“For many people, the February half term is synonymous with Vikings as we’ve been hosting a festival for over 35 years, whether that be families drawn by the thrilling combat displays and spectacle of hundreds of Vikings marching through the city, or academics here for our annual Symposium, where the latest research from all over the world is presented by leaders in the field of Viking studies,” said Gareth Henry, Events Manager for York Archaeological Trust.

Read the rest of this article...

Monday, 1 February 2021

A Viking Archaeologist Shares 6 of the Most Fascinating Finds From a Slew of Recent Discoveries Made in Melting Ice

Archaeologists working to discovered Viking artifacts uncovered by ice melt at the Lendbreen ice patch. Photo courtesy of Secrets of the Ice.

Global warming has unlocked hundreds of Viking artifacts from the ice of the Norwegian mountains in recent years.

In November, archaeologists from the Secret of the Ice project, part of Norway’s Glacier Archaeology Program, discovered 68 arrows spanning a period of 6,000 years—a record for any frozen archaeological site—on the Langfonne ice patch, an ancient Viking hunting ground.

A few months earlier, scientists announced discoveries that had been frozen in the rapidly melting Lendbreen ice patch, which was once part of a Viking trade route.

Read the rest of this article...

Friday, 22 January 2021

Georadar Reveals 15 Burial Mounds And 32 Viking Age Mysteries In Northern Norway
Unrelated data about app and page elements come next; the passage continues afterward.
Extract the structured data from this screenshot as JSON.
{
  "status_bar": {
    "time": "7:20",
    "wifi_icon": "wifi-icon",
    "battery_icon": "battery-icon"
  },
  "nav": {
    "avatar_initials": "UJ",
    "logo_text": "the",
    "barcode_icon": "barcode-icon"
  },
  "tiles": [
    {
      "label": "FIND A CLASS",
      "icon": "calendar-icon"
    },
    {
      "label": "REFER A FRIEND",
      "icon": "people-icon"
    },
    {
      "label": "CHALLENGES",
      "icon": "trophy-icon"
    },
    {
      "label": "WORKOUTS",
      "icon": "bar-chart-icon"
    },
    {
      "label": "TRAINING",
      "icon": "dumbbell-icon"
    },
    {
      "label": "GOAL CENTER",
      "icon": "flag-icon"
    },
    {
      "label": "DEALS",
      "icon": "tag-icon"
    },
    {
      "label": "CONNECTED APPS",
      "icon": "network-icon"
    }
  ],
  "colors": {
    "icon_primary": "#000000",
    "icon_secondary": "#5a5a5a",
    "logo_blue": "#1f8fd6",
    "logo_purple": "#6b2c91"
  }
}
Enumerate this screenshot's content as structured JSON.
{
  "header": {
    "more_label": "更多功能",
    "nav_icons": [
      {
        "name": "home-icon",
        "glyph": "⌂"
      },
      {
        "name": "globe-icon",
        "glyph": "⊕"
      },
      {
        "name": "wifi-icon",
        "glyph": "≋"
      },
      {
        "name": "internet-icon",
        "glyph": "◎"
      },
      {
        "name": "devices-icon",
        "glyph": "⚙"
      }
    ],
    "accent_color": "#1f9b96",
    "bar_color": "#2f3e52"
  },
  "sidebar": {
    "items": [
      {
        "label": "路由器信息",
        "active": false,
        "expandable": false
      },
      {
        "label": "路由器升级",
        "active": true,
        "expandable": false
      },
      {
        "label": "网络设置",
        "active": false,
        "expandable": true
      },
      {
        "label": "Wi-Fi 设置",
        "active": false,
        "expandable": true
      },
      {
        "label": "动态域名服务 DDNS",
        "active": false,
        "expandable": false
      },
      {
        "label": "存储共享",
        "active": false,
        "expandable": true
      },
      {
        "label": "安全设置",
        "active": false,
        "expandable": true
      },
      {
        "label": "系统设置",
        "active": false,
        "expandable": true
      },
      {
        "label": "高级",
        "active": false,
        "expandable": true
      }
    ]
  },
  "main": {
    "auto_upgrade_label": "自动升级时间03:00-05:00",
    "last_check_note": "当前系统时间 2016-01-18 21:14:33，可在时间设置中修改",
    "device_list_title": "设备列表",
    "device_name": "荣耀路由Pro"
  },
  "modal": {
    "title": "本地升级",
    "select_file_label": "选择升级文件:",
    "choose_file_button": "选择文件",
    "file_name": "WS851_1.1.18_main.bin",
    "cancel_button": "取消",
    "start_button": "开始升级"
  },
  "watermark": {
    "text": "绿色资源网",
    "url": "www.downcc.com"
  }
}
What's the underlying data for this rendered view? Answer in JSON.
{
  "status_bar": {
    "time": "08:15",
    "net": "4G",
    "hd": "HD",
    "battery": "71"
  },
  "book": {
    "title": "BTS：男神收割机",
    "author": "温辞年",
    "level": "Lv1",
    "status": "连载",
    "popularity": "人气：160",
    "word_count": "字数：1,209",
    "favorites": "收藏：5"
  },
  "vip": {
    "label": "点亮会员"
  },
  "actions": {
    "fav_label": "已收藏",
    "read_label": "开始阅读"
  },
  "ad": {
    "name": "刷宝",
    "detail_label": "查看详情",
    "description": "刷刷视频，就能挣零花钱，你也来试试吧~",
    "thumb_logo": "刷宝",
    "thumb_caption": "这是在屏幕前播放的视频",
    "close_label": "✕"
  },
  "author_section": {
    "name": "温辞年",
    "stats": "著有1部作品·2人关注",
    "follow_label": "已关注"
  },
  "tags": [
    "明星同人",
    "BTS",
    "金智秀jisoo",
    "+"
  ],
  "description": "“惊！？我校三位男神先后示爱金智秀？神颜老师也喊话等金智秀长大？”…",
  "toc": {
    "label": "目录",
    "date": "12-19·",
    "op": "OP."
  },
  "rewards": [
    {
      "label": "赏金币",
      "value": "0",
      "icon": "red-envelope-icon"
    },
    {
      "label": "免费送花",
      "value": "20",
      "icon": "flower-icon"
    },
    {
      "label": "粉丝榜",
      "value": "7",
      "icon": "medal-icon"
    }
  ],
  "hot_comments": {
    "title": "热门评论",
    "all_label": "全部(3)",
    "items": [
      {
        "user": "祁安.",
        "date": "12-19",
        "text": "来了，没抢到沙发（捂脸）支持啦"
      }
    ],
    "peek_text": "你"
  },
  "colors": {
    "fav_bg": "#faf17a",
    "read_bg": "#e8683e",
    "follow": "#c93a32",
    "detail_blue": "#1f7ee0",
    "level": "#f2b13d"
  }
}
The ground was frozen and the field was covered with a fine layer of snow – 
ideal conditions for this type of archaeological research
[Credit: Arne Anderson Stamnes, NTNU University Museum]



GPR sends electromagnetic signals down into the subsurface, and some of these signals are reflected back when they encounter structures deeper down in the ground. This is how archaeologists obtain a kind of X-ray of objects two to three meters below the surface.

Stamnes quickly finds that the ground here is content rich, to put it mildly.

"The results are astonishingly good and they whet your appetite for more, says Nordland county archaeologist Martinus A. Hauglid.

One of the region's largest burial mounds

"Our findings included traces of 15 burial mounds, and one of them appears to contain a boat grave. Both the size and design of the burial mounds are typical of the period 650 to 950 CE—that is, what we call the Merovingian Period and Viking Age," says Stamnes.

"A lot of the mounds are big. The largest burial mound has an inner dimension of 32 meters and must have been a towering presence in the landscape," he says.

Read the rest of this article...

Monday, 18 January 2021

Birka: The Mysterious Demise of a Majestic Viking Trading Center

 Hill fort in Birka. Part of Birka and Hovgården world heritage site. 

(Arild Vågen/ CC BY-SA 4.0 )

The Viking Age in Europe brought a lot of key events and innovations, and greatly shaped the future of things that were to come. But there is a popular misconception that the Vikings were all about raiding and pillaging as they sailed to the West and the East. While they did sail all over and raided, traded, and brought kingdoms to their knees, the Vikings were also proficient in many other regards. Their major ports and settlements around Scandinavia were in many ways the hubs of trade and wealth - and Birka was one of the major settlements. An influential trading emporium, Birka was the place where all the goods from Eastern Europe and the Orient were handled, as well as goods from Scandinavia and Finland. Today, its remains lie just 30 kilometers outside of the Swedish capital of Stockholm. What is the story and the fate of this rich Viking city? 

Read the rest of this article...